▸ **WHAT THE TASK REQUIRES**
Each line in the records that mentions the word "value" needs to be listed.

[DATA SHOWN — start]

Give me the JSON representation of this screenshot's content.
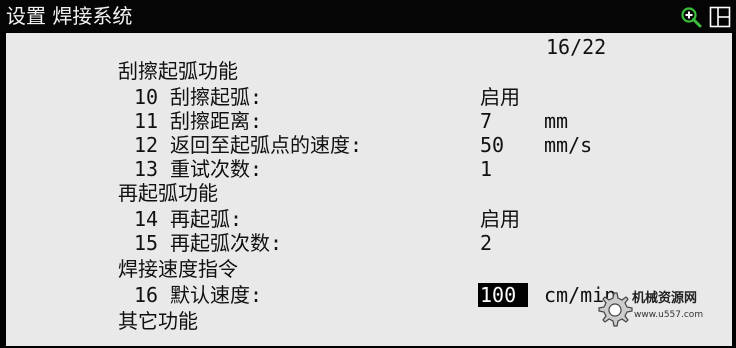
{
  "window": {
    "title": "设置 焊接系统",
    "toolbar_icons": [
      "zoom-in-icon",
      "layout-split-icon"
    ]
  },
  "page": {
    "indicator": "16/22"
  },
  "sections": [
    {
      "header": "刮擦起弧功能",
      "items": [
        {
          "num": "10",
          "label": "刮擦起弧:",
          "value": "启用",
          "unit": ""
        },
        {
          "num": "11",
          "label": "刮擦距离:",
          "value": "7",
          "unit": "mm"
        },
        {
          "num": "12",
          "label": "返回至起弧点的速度:",
          "value": "50",
          "unit": "mm/s"
        },
        {
          "num": "13",
          "label": "重试次数:",
          "value": "1",
          "unit": ""
        }
      ]
    },
    {
      "header": "再起弧功能",
      "items": [
        {
          "num": "14",
          "label": "再起弧:",
          "value": "启用",
          "unit": ""
        },
        {
          "num": "15",
          "label": "再起弧次数:",
          "value": "2",
          "unit": ""
        }
      ]
    },
    {
      "header": "焊接速度指令",
      "items": [
        {
          "num": "16",
          "label": "默认速度:",
          "value": "100",
          "unit": "cm/min",
          "selected": true
        }
      ]
    },
    {
      "header": "其它功能",
      "items": []
    }
  ],
  "watermark": {
    "name": "机械资源网",
    "url": "www.u557.com"
  },
  "colors": {
    "frame": "#000000",
    "content_bg": "#e9e9e9",
    "text": "#111111",
    "selection_bg": "#000000",
    "selection_text": "#ffffff",
    "icon_accent": "#3bbf3b"
  }
}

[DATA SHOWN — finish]

▸ **REPLY**
          "value": "启用",
          "value": "7",
          "value": "50",
          "value": "1",
          "value": "启用",
          "value": "2",
          "value": "100",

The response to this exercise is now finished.